(Data records for software interfaces)
******************************
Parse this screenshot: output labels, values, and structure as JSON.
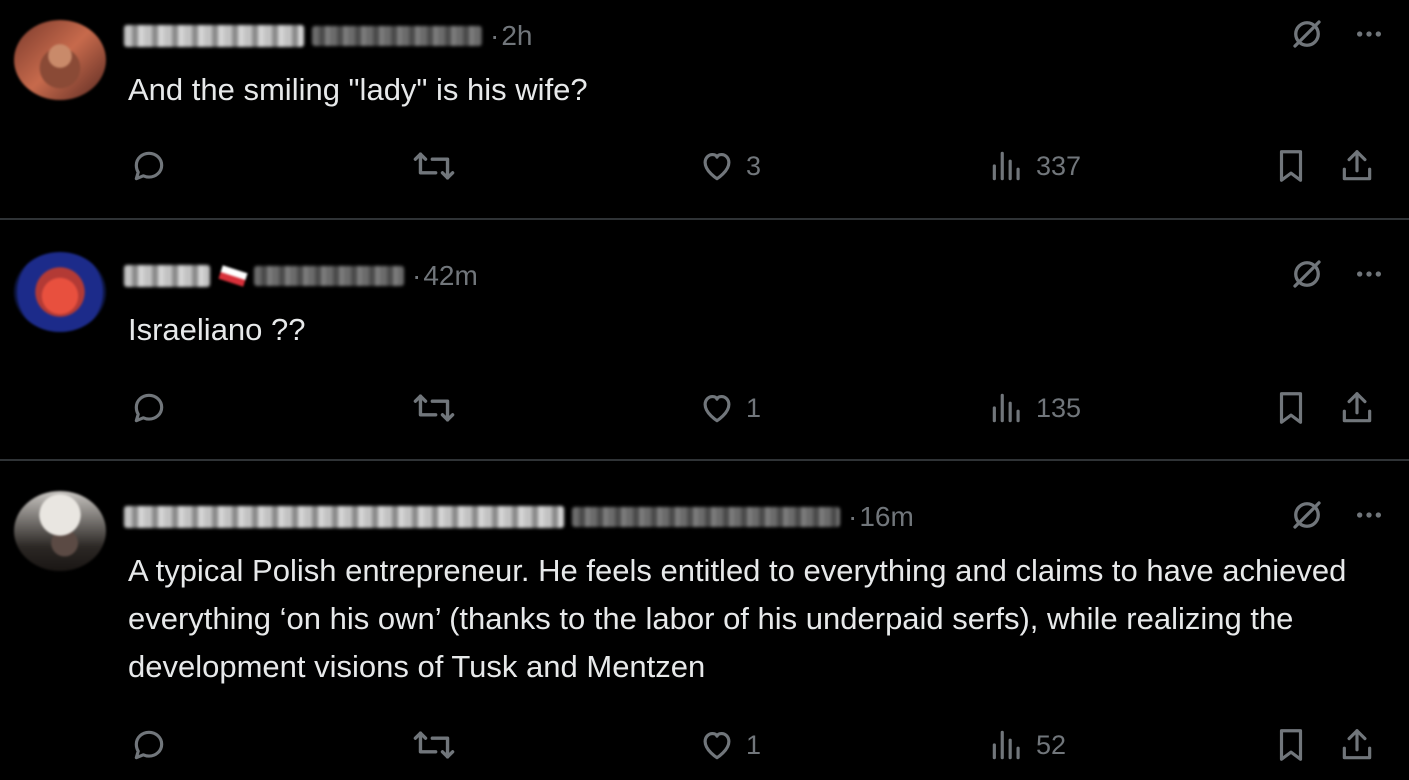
{
  "posts": [
    {
      "time": "2h",
      "text": "And the smiling \"lady\" is his wife?",
      "stats": {
        "replies": "",
        "reposts": "",
        "likes": "3",
        "views": "337"
      }
    },
    {
      "time": "42m",
      "text": "Israeliano ??",
      "stats": {
        "replies": "",
        "reposts": "",
        "likes": "1",
        "views": "135"
      }
    },
    {
      "time": "16m",
      "text": "A typical Polish entrepreneur. He feels entitled to everything and claims to have achieved everything ‘on his own’ (thanks to the labor of his underpaid serfs), while realizing the development visions of Tusk and Mentzen",
      "stats": {
        "replies": "",
        "reposts": "",
        "likes": "1",
        "views": "52"
      }
    }
  ],
  "header": {
    "separator": "·"
  },
  "icons": {
    "reply": "reply-icon",
    "repost": "repost-icon",
    "like": "heart-icon",
    "views": "views-icon",
    "bookmark": "bookmark-icon",
    "share": "share-icon",
    "grok": "grok-icon",
    "more": "more-icon"
  },
  "colors": {
    "background": "#000000",
    "text": "#e7e9ea",
    "muted": "#71767b",
    "divider": "#2f3336"
  }
}
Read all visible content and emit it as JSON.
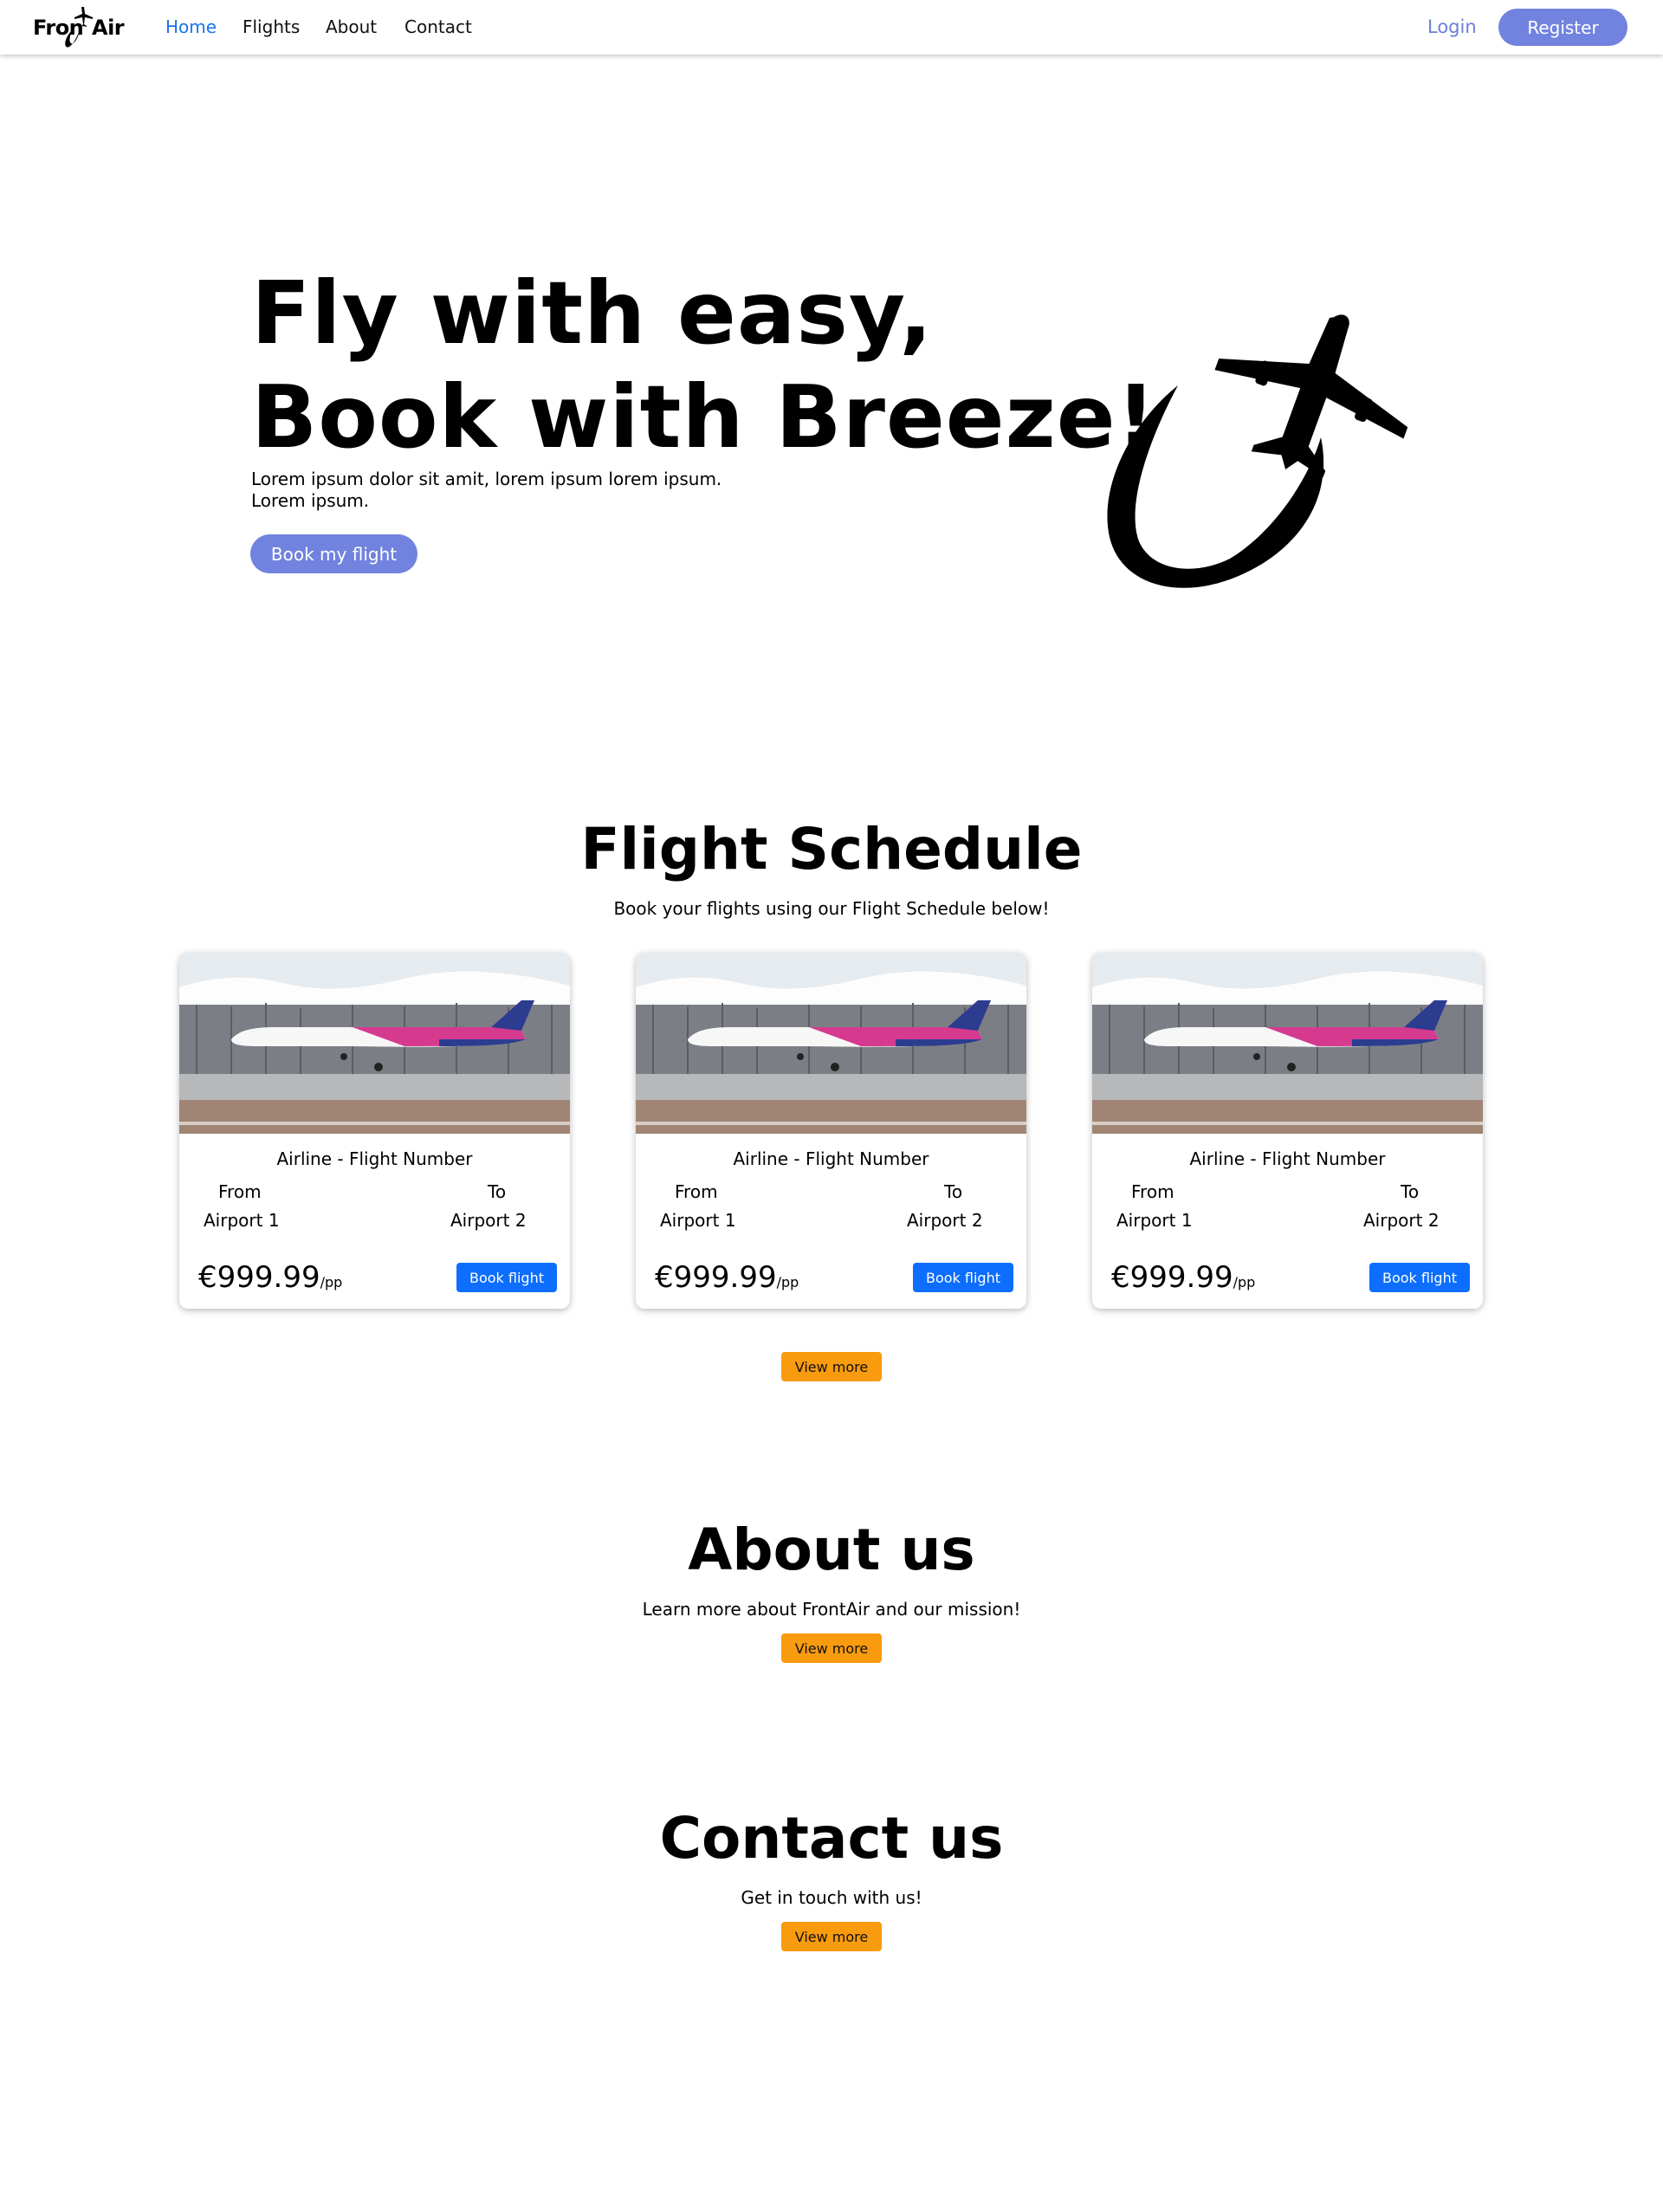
{
  "brand": {
    "logo_left": "Fron",
    "logo_right": "Air"
  },
  "nav": {
    "links": [
      "Home",
      "Flights",
      "About",
      "Contact"
    ],
    "active": "Home",
    "login": "Login",
    "register": "Register"
  },
  "hero": {
    "title_line1": "Fly with easy,",
    "title_line2": "Book with Breeze!",
    "subtitle_line1": "Lorem ipsum dolor sit amit, lorem ipsum lorem ipsum.",
    "subtitle_line2": "Lorem ipsum.",
    "cta": "Book my flight"
  },
  "schedule": {
    "title": "Flight Schedule",
    "subtitle": "Book your flights using our Flight Schedule below!",
    "view_more": "View more",
    "cards": [
      {
        "title": "Airline - Flight Number",
        "from_label": "From",
        "to_label": "To",
        "from": "Airport 1",
        "to": "Airport 2",
        "price": "€999.99",
        "unit": "/pp",
        "button": "Book flight"
      },
      {
        "title": "Airline - Flight Number",
        "from_label": "From",
        "to_label": "To",
        "from": "Airport 1",
        "to": "Airport 2",
        "price": "€999.99",
        "unit": "/pp",
        "button": "Book flight"
      },
      {
        "title": "Airline - Flight Number",
        "from_label": "From",
        "to_label": "To",
        "from": "Airport 1",
        "to": "Airport 2",
        "price": "€999.99",
        "unit": "/pp",
        "button": "Book flight"
      }
    ]
  },
  "about": {
    "title": "About us",
    "subtitle": "Learn more about FrontAir and our mission!",
    "button": "View more"
  },
  "contact": {
    "title": "Contact us",
    "subtitle": "Get in touch with us!",
    "button": "View more"
  },
  "colors": {
    "accent": "#7183de",
    "link_active": "#1a73e8",
    "book_button": "#0d6efd",
    "view_more": "#f89b0f"
  },
  "icons": [
    "airplane-logo-icon",
    "airplane-swoosh-icon",
    "airplane-photo"
  ]
}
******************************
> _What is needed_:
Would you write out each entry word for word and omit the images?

> _Output of the task_:
Parse this screenshot: output labels, values, and structure as JSON.
{
  "posts": [
    {
      "time": "2h",
      "text": "And the smiling \"lady\" is his wife?",
      "stats": {
        "replies": "",
        "reposts": "",
        "likes": "3",
        "views": "337"
      }
    },
    {
      "time": "42m",
      "text": "Israeliano ??",
      "stats": {
        "replies": "",
        "reposts": "",
        "likes": "1",
        "views": "135"
      }
    },
    {
      "time": "16m",
      "text": "A typical Polish entrepreneur. He feels entitled to everything and claims to have achieved everything ‘on his own’ (thanks to the labor of his underpaid serfs), while realizing the development visions of Tusk and Mentzen",
      "stats": {
        "replies": "",
        "reposts": "",
        "likes": "1",
        "views": "52"
      }
    }
  ],
  "header": {
    "separator": "·"
  },
  "icons": {
    "reply": "reply-icon",
    "repost": "repost-icon",
    "like": "heart-icon",
    "views": "views-icon",
    "bookmark": "bookmark-icon",
    "share": "share-icon",
    "grok": "grok-icon",
    "more": "more-icon"
  },
  "colors": {
    "background": "#000000",
    "text": "#e7e9ea",
    "muted": "#71767b",
    "divider": "#2f3336"
  }
}
Read all visible content and emit it as JSON.
{
  "brand": {
    "logo_left": "Fron",
    "logo_right": "Air"
  },
  "nav": {
    "links": [
      "Home",
      "Flights",
      "About",
      "Contact"
    ],
    "active": "Home",
    "login": "Login",
    "register": "Register"
  },
  "hero": {
    "title_line1": "Fly with easy,",
    "title_line2": "Book with Breeze!",
    "subtitle_line1": "Lorem ipsum dolor sit amit, lorem ipsum lorem ipsum.",
    "subtitle_line2": "Lorem ipsum.",
    "cta": "Book my flight"
  },
  "schedule": {
    "title": "Flight Schedule",
    "subtitle": "Book your flights using our Flight Schedule below!",
    "view_more": "View more",
    "cards": [
      {
        "title": "Airline - Flight Number",
        "from_label": "From",
        "to_label": "To",
        "from": "Airport 1",
        "to": "Airport 2",
        "price": "€999.99",
        "unit": "/pp",
        "button": "Book flight"
      },
      {
        "title": "Airline - Flight Number",
        "from_label": "From",
        "to_label": "To",
        "from": "Airport 1",
        "to": "Airport 2",
        "price": "€999.99",
        "unit": "/pp",
        "button": "Book flight"
      },
      {
        "title": "Airline - Flight Number",
        "from_label": "From",
        "to_label": "To",
        "from": "Airport 1",
        "to": "Airport 2",
        "price": "€999.99",
        "unit": "/pp",
        "button": "Book flight"
      }
    ]
  },
  "about": {
    "title": "About us",
    "subtitle": "Learn more about FrontAir and our mission!",
    "button": "View more"
  },
  "contact": {
    "title": "Contact us",
    "subtitle": "Get in touch with us!",
    "button": "View more"
  },
  "colors": {
    "accent": "#7183de",
    "link_active": "#1a73e8",
    "book_button": "#0d6efd",
    "view_more": "#f89b0f"
  },
  "icons": [
    "airplane-logo-icon",
    "airplane-swoosh-icon",
    "airplane-photo"
  ]
}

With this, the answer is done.